Top of RECORDS TO USE
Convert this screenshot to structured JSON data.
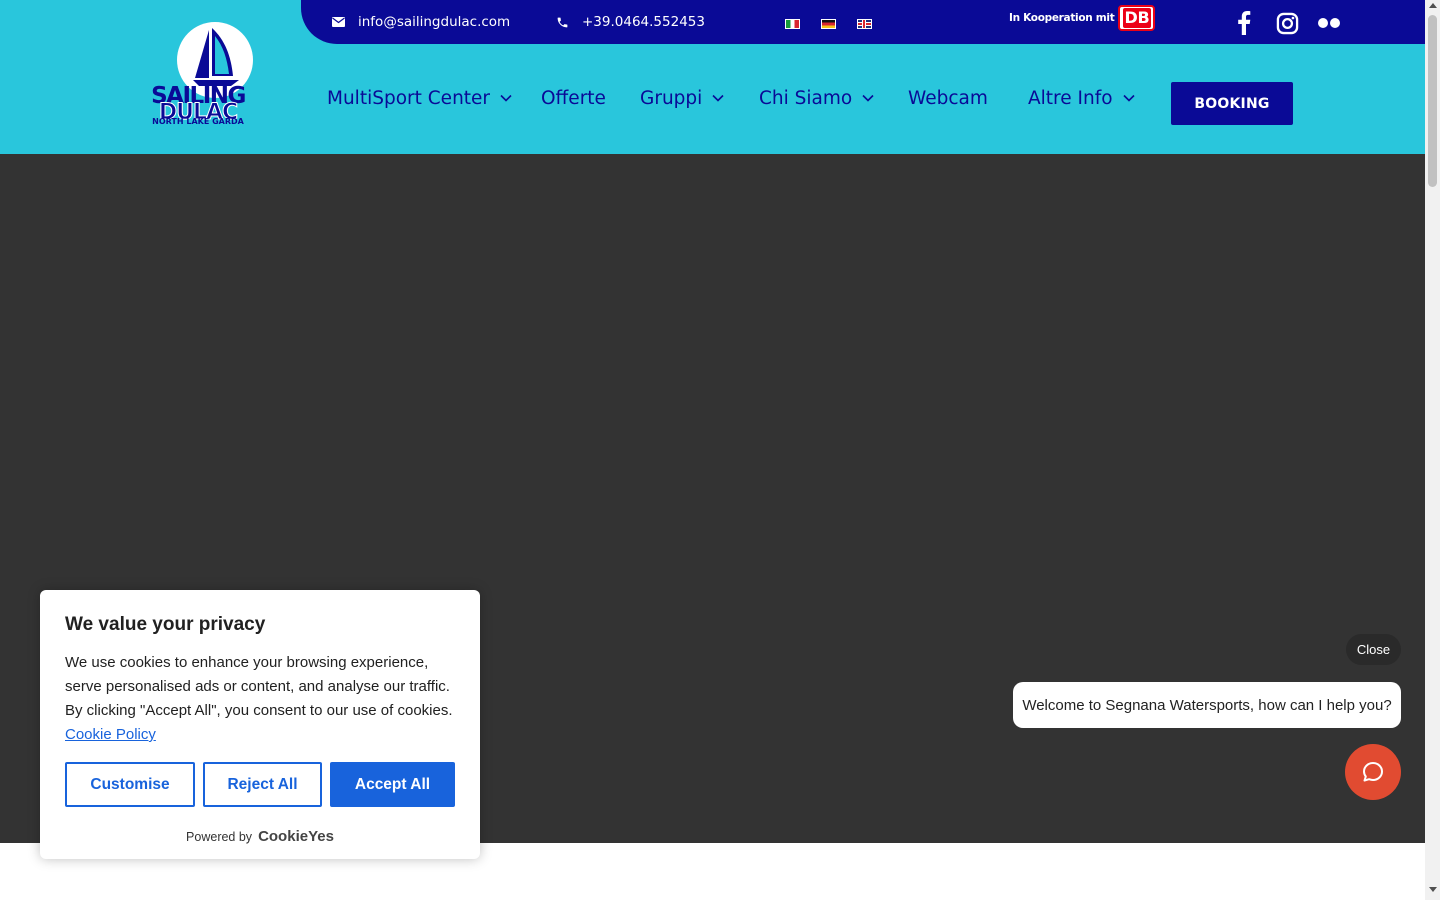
{
  "topbar": {
    "email": "info@sailingdulac.com",
    "phone": "+39.0464.552453",
    "cooperation_text": "In Kooperation mit",
    "db_logo_text": "DB",
    "languages": [
      "it-flag",
      "de-flag",
      "en-flag"
    ]
  },
  "logo": {
    "line1": "SAILING",
    "line2": "DULAC",
    "line3": "NORTH LAKE GARDA"
  },
  "nav": {
    "items": [
      {
        "label": "MultiSport Center",
        "has_dropdown": true
      },
      {
        "label": "Offerte",
        "has_dropdown": false
      },
      {
        "label": "Gruppi",
        "has_dropdown": true
      },
      {
        "label": "Chi Siamo",
        "has_dropdown": true
      },
      {
        "label": "Webcam",
        "has_dropdown": false
      },
      {
        "label": "Altre Info",
        "has_dropdown": true
      }
    ],
    "booking_label": "BOOKING"
  },
  "social": [
    "facebook-icon",
    "instagram-icon",
    "flickr-icon"
  ],
  "cookie": {
    "title": "We value your privacy",
    "text": "We use cookies to enhance your browsing experience, serve personalised ads or content, and analyse our traffic. By clicking \"Accept All\", you consent to our use of cookies.",
    "policy_link": "Cookie Policy",
    "customise": "Customise",
    "reject": "Reject All",
    "accept": "Accept All",
    "powered_by": "Powered by",
    "brand": "CookieYes"
  },
  "chat": {
    "close_label": "Close",
    "welcome": "Welcome to Segnana Watersports, how can I help you?"
  },
  "colors": {
    "header_cyan": "#29c6dc",
    "navy": "#0a0a96",
    "hero_dark": "#333333",
    "cookie_blue": "#1863dc",
    "chat_orange": "#e14b31"
  }
}
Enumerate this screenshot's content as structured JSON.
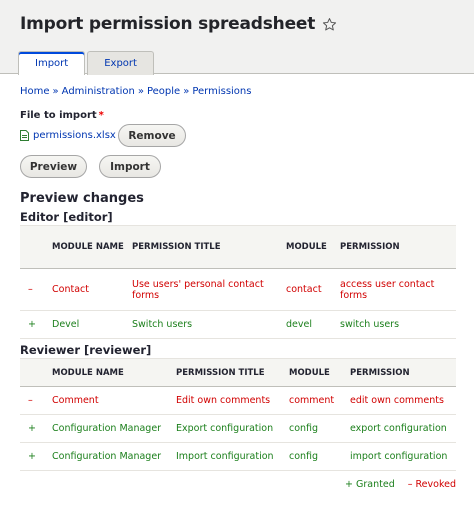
{
  "header": {
    "title": "Import permission spreadsheet",
    "tabs": [
      {
        "label": "Import",
        "active": true
      },
      {
        "label": "Export",
        "active": false
      }
    ]
  },
  "breadcrumb": {
    "items": [
      "Home",
      "Administration",
      "People",
      "Permissions"
    ],
    "separator": "»"
  },
  "form": {
    "file_label": "File to import",
    "required_mark": "*",
    "file_name": "permissions.xlsx",
    "remove_label": "Remove",
    "preview_label": "Preview",
    "import_label": "Import"
  },
  "preview": {
    "title": "Preview changes",
    "roles": [
      {
        "name": "Editor [editor]",
        "headers": [
          "",
          "MODULE NAME",
          "PERMISSION TITLE",
          "MODULE",
          "PERMISSION"
        ],
        "rows": [
          {
            "sign": "–",
            "status": "revoked",
            "module_name": "Contact",
            "permission_title": "Use users' personal contact forms",
            "module": "contact",
            "permission": "access user contact forms"
          },
          {
            "sign": "+",
            "status": "granted",
            "module_name": "Devel",
            "permission_title": "Switch users",
            "module": "devel",
            "permission": "switch users"
          }
        ]
      },
      {
        "name": "Reviewer [reviewer]",
        "headers": [
          "",
          "MODULE NAME",
          "PERMISSION TITLE",
          "MODULE",
          "PERMISSION"
        ],
        "rows": [
          {
            "sign": "–",
            "status": "revoked",
            "module_name": "Comment",
            "permission_title": "Edit own comments",
            "module": "comment",
            "permission": "edit own comments"
          },
          {
            "sign": "+",
            "status": "granted",
            "module_name": "Configuration Manager",
            "permission_title": "Export configuration",
            "module": "config",
            "permission": "export configuration"
          },
          {
            "sign": "+",
            "status": "granted",
            "module_name": "Configuration Manager",
            "permission_title": "Import configuration",
            "module": "config",
            "permission": "import configuration"
          }
        ]
      }
    ]
  },
  "legend": {
    "granted": "+ Granted",
    "revoked": "– Revoked"
  },
  "colors": {
    "link": "#0036b1",
    "granted": "#1b7f1b",
    "revoked": "#d10000",
    "active_tab_accent": "#004adc"
  },
  "icons": {
    "title_star": "star-outline-icon",
    "file": "spreadsheet-file-icon"
  }
}
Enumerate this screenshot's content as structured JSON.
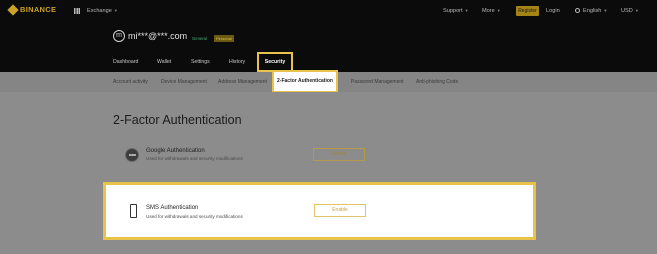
{
  "topnav": {
    "brand": "BINANCE",
    "exchange": "Exchange",
    "support": "Support",
    "more": "More",
    "register": "Register",
    "login": "Login",
    "language": "English",
    "currency": "USD"
  },
  "account": {
    "avatar_letter": "m",
    "email": "mi***@***.com",
    "level": "General",
    "type": "Personal",
    "tabs": [
      "Dashboard",
      "Wallet",
      "Settings",
      "History",
      "Security"
    ]
  },
  "security_tabs": [
    "Account activity",
    "Device Management",
    "Address Management",
    "2-Factor Authentication",
    "Password Management",
    "Anti-phishing Code"
  ],
  "page": {
    "title": "2-Factor Authentication",
    "google": {
      "title": "Google Authentication",
      "desc": "Used for withdrawals and security modifications",
      "button": "Enable"
    },
    "sms": {
      "title": "SMS Authentication",
      "desc": "Used for withdrawals and security modifications",
      "button": "Enable"
    }
  },
  "colors": {
    "accent": "#e8c24a",
    "brand": "#c9a227",
    "general": "#4ab07a"
  }
}
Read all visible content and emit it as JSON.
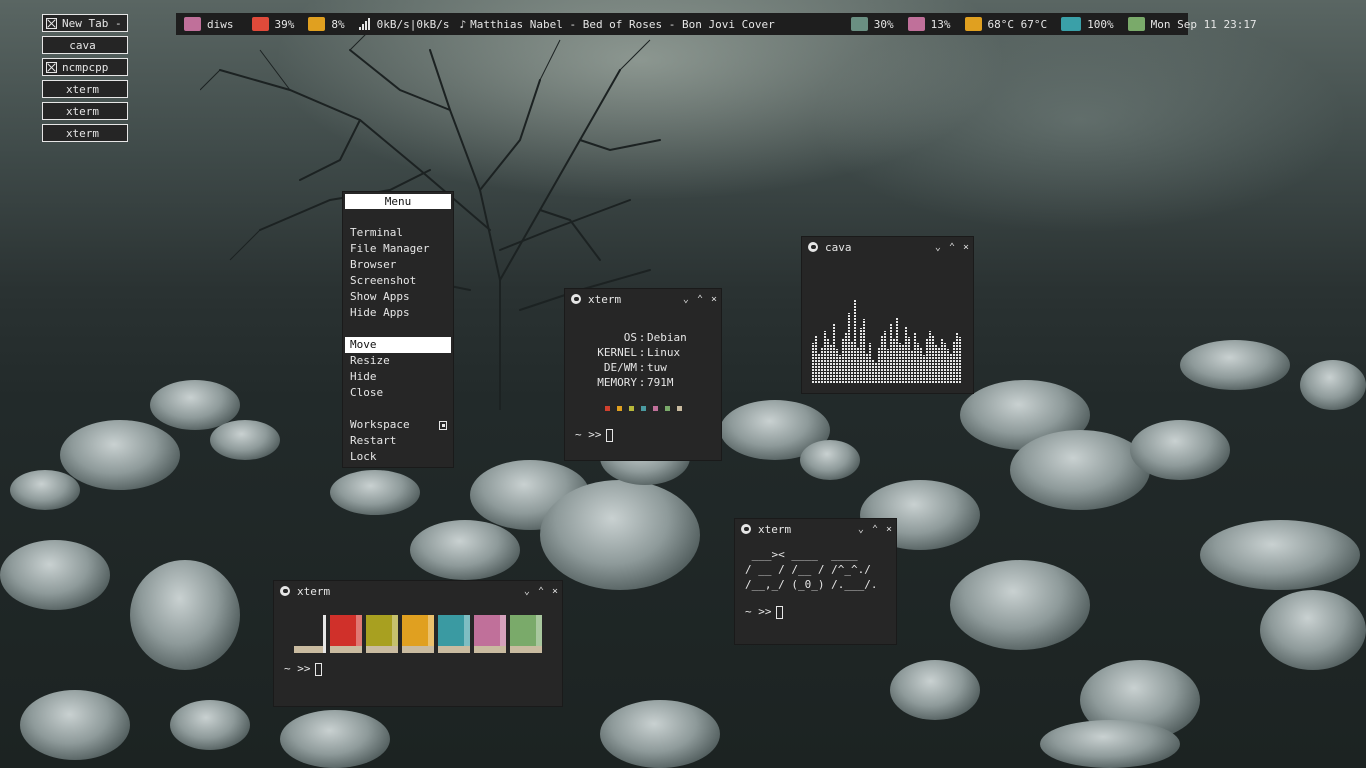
{
  "taglist": [
    {
      "label": "New Tab - B",
      "icon": "x-box-icon",
      "active": true
    },
    {
      "label": "cava",
      "icon": null
    },
    {
      "label": "ncmpcpp",
      "icon": "x-box-icon"
    },
    {
      "label": "xterm",
      "icon": null
    },
    {
      "label": "xterm",
      "icon": null
    },
    {
      "label": "xterm",
      "icon": null
    }
  ],
  "bar": {
    "user": {
      "icon": "user-icon",
      "value": "diws",
      "color": "#c0709a"
    },
    "disk": {
      "icon": "folder-icon",
      "value": "39%",
      "color": "#e04a3a"
    },
    "cpu": {
      "icon": "gauge-icon",
      "value": "8%",
      "color": "#e0a020"
    },
    "net": {
      "icon": "signal-icon",
      "value": "0kB/s|0kB/s"
    },
    "music": {
      "icon": "note-icon",
      "value": "Matthias Nabel - Bed of Roses - Bon Jovi Cover"
    },
    "brightness": {
      "icon": "brightness-icon",
      "value": "30%",
      "color": "#6a8f82"
    },
    "volume": {
      "icon": "speaker-icon",
      "value": "13%",
      "color": "#c0709a"
    },
    "temp": {
      "icon": "thermometer-icon",
      "value": "68°C 67°C",
      "color": "#e0a020"
    },
    "battery": {
      "icon": "battery-icon",
      "value": "100%",
      "color": "#3aa0a8"
    },
    "clock": {
      "icon": "calendar-icon",
      "value": "Mon Sep 11 23:17",
      "color": "#7aaa6a"
    }
  },
  "menu": {
    "title": "Menu",
    "group1": [
      "Terminal",
      "File Manager",
      "Browser",
      "Screenshot",
      "Show Apps",
      "Hide Apps"
    ],
    "group2": [
      "Move",
      "Resize",
      "Hide",
      "Close"
    ],
    "group3": [
      "Workspace",
      "Restart",
      "Lock"
    ],
    "selected": "Move"
  },
  "windows": {
    "xterm_info": {
      "title": "xterm",
      "rows": [
        {
          "k": "OS",
          "v": "Debian"
        },
        {
          "k": "KERNEL",
          "v": "Linux"
        },
        {
          "k": "DE/WM",
          "v": "tuw"
        },
        {
          "k": "MEMORY",
          "v": "791M"
        }
      ],
      "prompt": "~ >>",
      "dot_colors": [
        "#d0402e",
        "#e0a020",
        "#b7b83a",
        "#4a9aa0",
        "#c0709a",
        "#7aaa6a",
        "#c9bba0"
      ]
    },
    "cava": {
      "title": "cava"
    },
    "xterm_ascii": {
      "title": "xterm",
      "art": " ___>< ____  ____\n/ __ / /__ / /^_^./\n/__,_/ (_0_) /.___/.",
      "prompt": "~ >>"
    },
    "xterm_colors": {
      "title": "xterm",
      "prompt": "~ >>",
      "swatches": [
        "#d0302a",
        "#a8a020",
        "#e0a020",
        "#3a9aa2",
        "#c0709a",
        "#7aaa6a"
      ]
    }
  },
  "window_controls": {
    "min": "⌄",
    "max": "⌃",
    "close": "×"
  }
}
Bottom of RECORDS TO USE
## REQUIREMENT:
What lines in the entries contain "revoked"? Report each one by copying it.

## OUTPUT FOR THIS TASK:
            "status": "revoked",
            "status": "revoked",
    "revoked": "– Revoked"
    "revoked": "#d10000",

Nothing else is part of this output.